With early roots as a free child, I have lived fortunately despite all appearances. There were a lot of challenges throughout my early life, true, but none of those were unique. Its the sum of the parts that make me unique, and make me who I am today.
Childhood homelessness, parental addiction, illegal border crossings, constant school-hopping, and eventually settlement into an African American neighborhood with my white, half-Canadian/half-Montanan family formed my identity as a young person. Trying to make meaning of the extreme differences between my interests and the curriculum of schools was a constant experience. As a 10-year-old in a black school, my cowboy boots and corduroy pants clashed with the Air Jordans and parachute pants around me. Feeling alien among my peers as a teen climaxed when I was 19, when I got my first “green card” to let me to work legally in the US. I even felt challenged on the block where I lived, constantly different than the gang members, drug dealers, and basketballers I grew up around.
All these realities created some of the boundaries that formed my identity as a young person.

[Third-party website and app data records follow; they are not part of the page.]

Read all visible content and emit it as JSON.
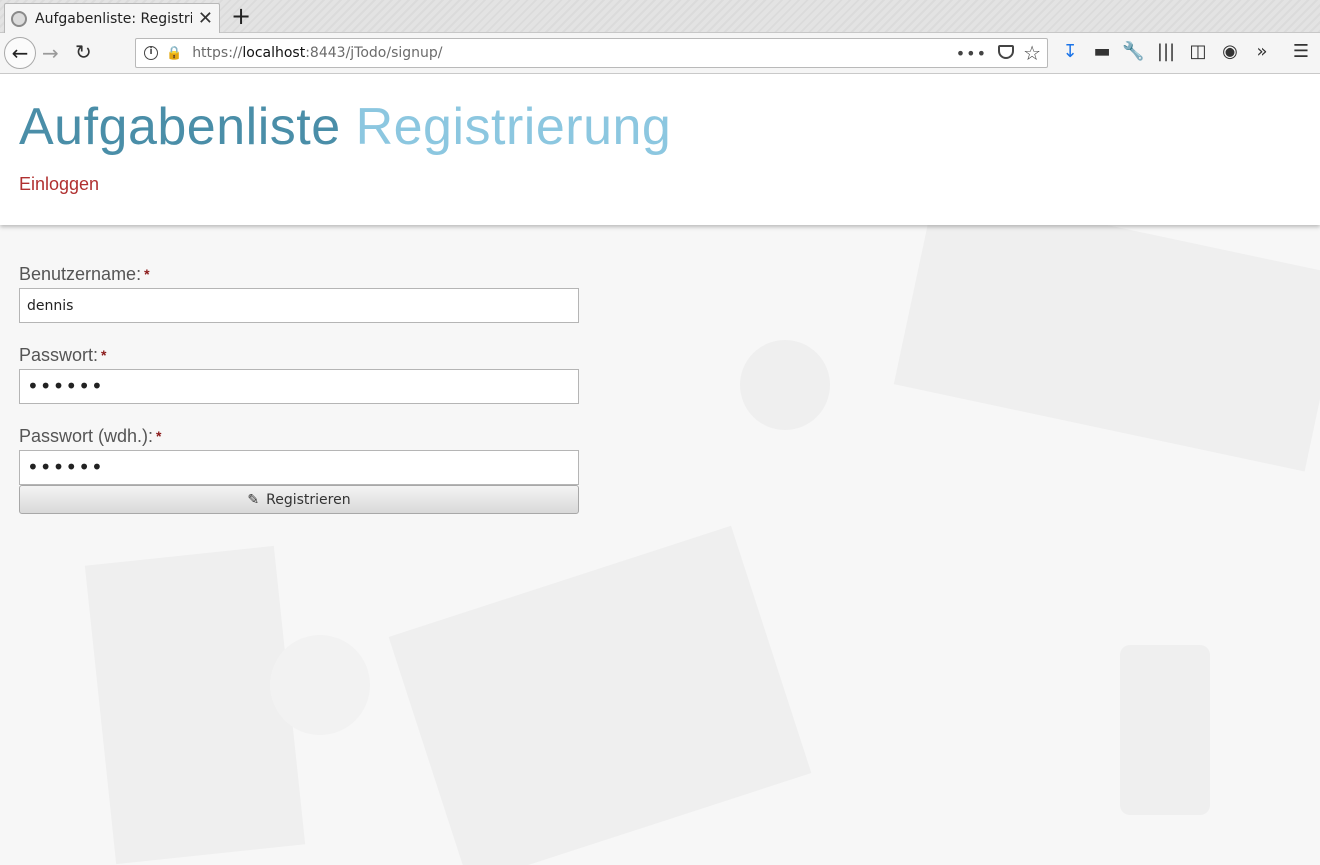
{
  "browser": {
    "tab_title": "Aufgabenliste: Registrierung",
    "tab_close": "✕",
    "new_tab": "+",
    "url_scheme": "https://",
    "url_host": "localhost",
    "url_rest": ":8443/jTodo/signup/",
    "icons": [
      "back-icon",
      "forward-icon",
      "reload-icon",
      "info-icon",
      "lock-warning-icon",
      "page-actions-icon",
      "pocket-icon",
      "bookmark-star-icon",
      "download-icon",
      "extension-icon",
      "wrench-icon",
      "library-icon",
      "sidebar-icon",
      "gnome-icon",
      "overflow-icon",
      "menu-icon"
    ]
  },
  "header": {
    "title_main": "Aufgabenliste",
    "title_sub": "Registrierung",
    "login_link": "Einloggen",
    "colors": {
      "title_main": "#4a8ea8",
      "title_sub": "#8cc7e0",
      "link": "#b03030"
    }
  },
  "form": {
    "username_label": "Benutzername:",
    "username_value": "dennis",
    "password_label": "Passwort:",
    "password_value": "••••••",
    "password_repeat_label": "Passwort (wdh.):",
    "password_repeat_value": "••••••",
    "required_mark": "*",
    "submit_label": "Registrieren"
  }
}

The titles of White, poor, academically challenged, depressed, angry, confused, and unfocused hung on my neck like placards waiting their turn. Exacerbated by a steady stream of popular culture and mainstream media, my labels also included the branding forced onto my generation, which alternated from apathetic to hyper-violent. I wore these titles heavily, and they stayed around for a long, long time.
Luckily, somewhere along the way they didn’t stick too closely to my skin. Despite hearing the mantra, “You just need to apply yourself” repeatedly from my teachers, I didn’t do that in school. Instead, I applied myself outside of school. Youth leadership programs, volunteer opportunities, and other service activities dominated my high school life. I volunteered at the food bank where my family got food when my dad told me to, and I played Santa Claus at the elementary school my younger sisters attended. Over and over, I shook off the berating social conception of who everyone thought I should be by doing what I wanted to do, following my own inner guidance, and listening to the direction of adults in my life who respected me, and who I respected.
When it came time for me to get a job with my new green card, I started working at a nonprofit in my neighborhood. After spending several summers working in a Theatre of the Oppressed-oriented youth program with Omaha’s premier African American actor and director, I knew that I wanted to spend my life working for youth empowerment. I had some early experiences of what that empowerment felt like, and I wanted to share it with others. Since then I have done exactly that.
This is how I grew up a free child. The experiences I had before I was 20 formed the trajectory that I’ve followed for the rest of my life, from serving three terms in AmeriCorps to organizing The Freechild Project, writing dozens of free publications for youth and youth workers around the world and creating my consulting firm.
Today, I continue to live the extent of Neil’s prescription, dismissing fear as readily as it arrives and springing forth every day to do the work that should be done by me!